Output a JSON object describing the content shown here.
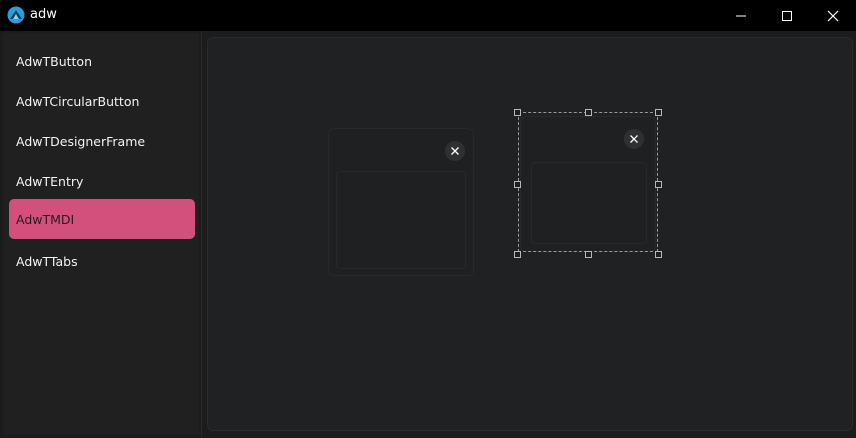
{
  "window": {
    "title": "adw",
    "icon": "app-logo-icon",
    "controls": [
      "minimize-icon",
      "maximize-icon",
      "close-icon"
    ]
  },
  "sidebar": {
    "items": [
      {
        "label": "AdwTButton",
        "active": false
      },
      {
        "label": "AdwTCircularButton",
        "active": false
      },
      {
        "label": "AdwTDesignerFrame",
        "active": false
      },
      {
        "label": "AdwTEntry",
        "active": false
      },
      {
        "label": "AdwTMDI",
        "active": true
      },
      {
        "label": "AdwTTabs",
        "active": false
      }
    ]
  },
  "mdi": {
    "windows": [
      {
        "name": "mdi-window-1",
        "close_icon": "close-icon",
        "selected": false
      },
      {
        "name": "mdi-window-2",
        "close_icon": "close-icon",
        "selected": true
      }
    ]
  },
  "colors": {
    "accent": "#d3507d",
    "titlebar": "#000000",
    "background": "#1c1c1c",
    "panel": "#202122"
  }
}
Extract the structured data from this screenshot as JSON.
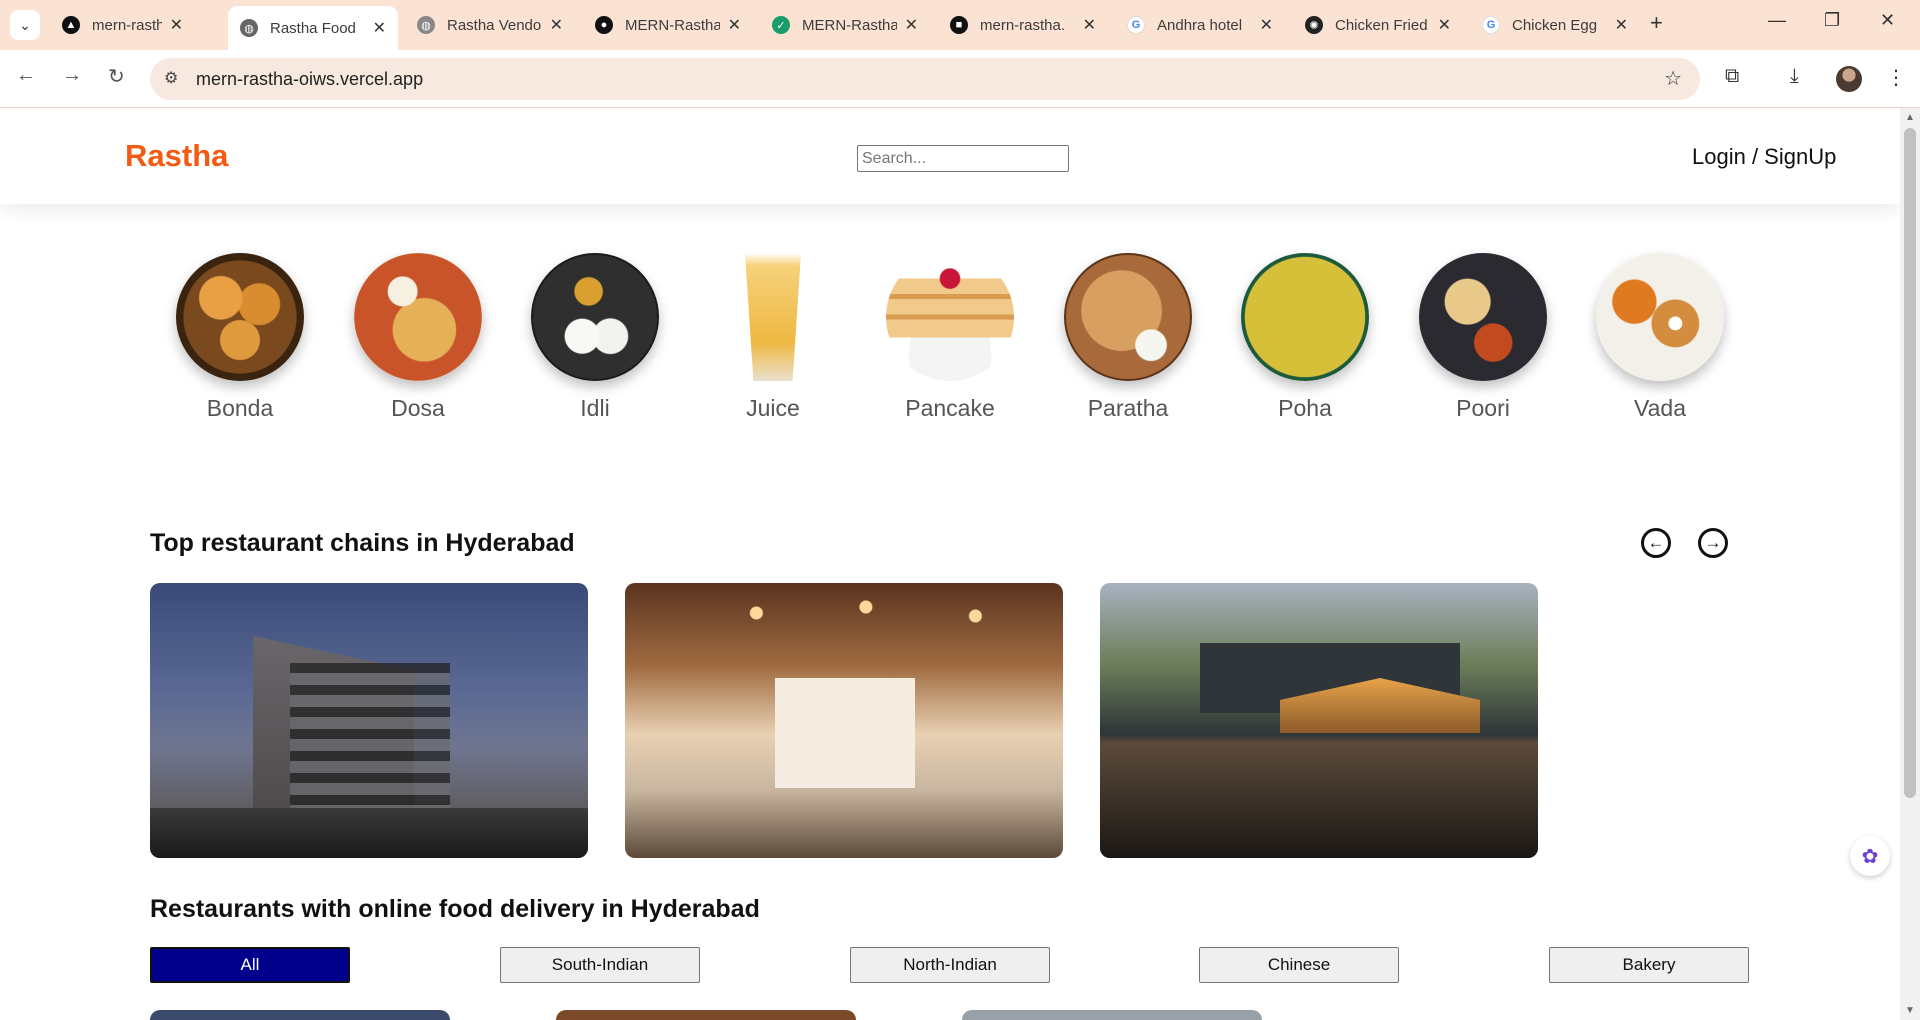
{
  "browser": {
    "tabs": [
      {
        "title": "mern-rastha-",
        "favicon_color": "#111111",
        "active": false
      },
      {
        "title": "Rastha Food",
        "favicon_color": "#555555",
        "active": true
      },
      {
        "title": "Rastha Vendo",
        "favicon_color": "#777777",
        "active": false
      },
      {
        "title": "MERN-Rastha",
        "favicon_color": "#111111",
        "active": false
      },
      {
        "title": "MERN-Rastha",
        "favicon_color": "#1a9d6b",
        "active": false
      },
      {
        "title": "mern-rastha.",
        "favicon_color": "#111111",
        "active": false
      },
      {
        "title": "Andhra hotel",
        "favicon_color": "#4285f4",
        "active": false
      },
      {
        "title": "Chicken Fried",
        "favicon_color": "#222222",
        "active": false
      },
      {
        "title": "Chicken Egg",
        "favicon_color": "#4285f4",
        "active": false
      }
    ],
    "url": "mern-rastha-oiws.vercel.app"
  },
  "header": {
    "logo": "Rastha",
    "search_placeholder": "Search...",
    "login": "Login / SignUp"
  },
  "categories": [
    {
      "name": "Bonda",
      "color": "#c47a2c"
    },
    {
      "name": "Dosa",
      "color": "#d9823a"
    },
    {
      "name": "Idli",
      "color": "#3b3b3b"
    },
    {
      "name": "Juice",
      "color": "#f0c25a"
    },
    {
      "name": "Pancake",
      "color": "#e8b878"
    },
    {
      "name": "Paratha",
      "color": "#8b5a36"
    },
    {
      "name": "Poha",
      "color": "#cbb832"
    },
    {
      "name": "Poori",
      "color": "#2d2d33"
    },
    {
      "name": "Vada",
      "color": "#d39a4e"
    }
  ],
  "chains_section": {
    "title": "Top restaurant chains in Hyderabad",
    "prev_icon": "←",
    "next_icon": "→"
  },
  "delivery_section": {
    "title": "Restaurants with online food delivery in Hyderabad",
    "filters": [
      "All",
      "South-Indian",
      "North-Indian",
      "Chinese",
      "Bakery"
    ],
    "active_filter": "All"
  }
}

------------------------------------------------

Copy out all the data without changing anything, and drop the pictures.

=== OUTPUT FOR THIS TASK ===
Output a JSON object describing the content shown here.
{
  "window": {
    "title": "adw",
    "icon": "app-logo-icon",
    "controls": [
      "minimize-icon",
      "maximize-icon",
      "close-icon"
    ]
  },
  "sidebar": {
    "items": [
      {
        "label": "AdwTButton",
        "active": false
      },
      {
        "label": "AdwTCircularButton",
        "active": false
      },
      {
        "label": "AdwTDesignerFrame",
        "active": false
      },
      {
        "label": "AdwTEntry",
        "active": false
      },
      {
        "label": "AdwTMDI",
        "active": true
      },
      {
        "label": "AdwTTabs",
        "active": false
      }
    ]
  },
  "mdi": {
    "windows": [
      {
        "name": "mdi-window-1",
        "close_icon": "close-icon",
        "selected": false
      },
      {
        "name": "mdi-window-2",
        "close_icon": "close-icon",
        "selected": true
      }
    ]
  },
  "colors": {
    "accent": "#d3507d",
    "titlebar": "#000000",
    "background": "#1c1c1c",
    "panel": "#202122"
  }
}
Extract the structured data from this screenshot as JSON.
{
  "browser": {
    "tabs": [
      {
        "title": "mern-rastha-",
        "favicon_color": "#111111",
        "active": false
      },
      {
        "title": "Rastha Food",
        "favicon_color": "#555555",
        "active": true
      },
      {
        "title": "Rastha Vendo",
        "favicon_color": "#777777",
        "active": false
      },
      {
        "title": "MERN-Rastha",
        "favicon_color": "#111111",
        "active": false
      },
      {
        "title": "MERN-Rastha",
        "favicon_color": "#1a9d6b",
        "active": false
      },
      {
        "title": "mern-rastha.",
        "favicon_color": "#111111",
        "active": false
      },
      {
        "title": "Andhra hotel",
        "favicon_color": "#4285f4",
        "active": false
      },
      {
        "title": "Chicken Fried",
        "favicon_color": "#222222",
        "active": false
      },
      {
        "title": "Chicken Egg",
        "favicon_color": "#4285f4",
        "active": false
      }
    ],
    "url": "mern-rastha-oiws.vercel.app"
  },
  "header": {
    "logo": "Rastha",
    "search_placeholder": "Search...",
    "login": "Login / SignUp"
  },
  "categories": [
    {
      "name": "Bonda",
      "color": "#c47a2c"
    },
    {
      "name": "Dosa",
      "color": "#d9823a"
    },
    {
      "name": "Idli",
      "color": "#3b3b3b"
    },
    {
      "name": "Juice",
      "color": "#f0c25a"
    },
    {
      "name": "Pancake",
      "color": "#e8b878"
    },
    {
      "name": "Paratha",
      "color": "#8b5a36"
    },
    {
      "name": "Poha",
      "color": "#cbb832"
    },
    {
      "name": "Poori",
      "color": "#2d2d33"
    },
    {
      "name": "Vada",
      "color": "#d39a4e"
    }
  ],
  "chains_section": {
    "title": "Top restaurant chains in Hyderabad",
    "prev_icon": "←",
    "next_icon": "→"
  },
  "delivery_section": {
    "title": "Restaurants with online food delivery in Hyderabad",
    "filters": [
      "All",
      "South-Indian",
      "North-Indian",
      "Chinese",
      "Bakery"
    ],
    "active_filter": "All"
  }
}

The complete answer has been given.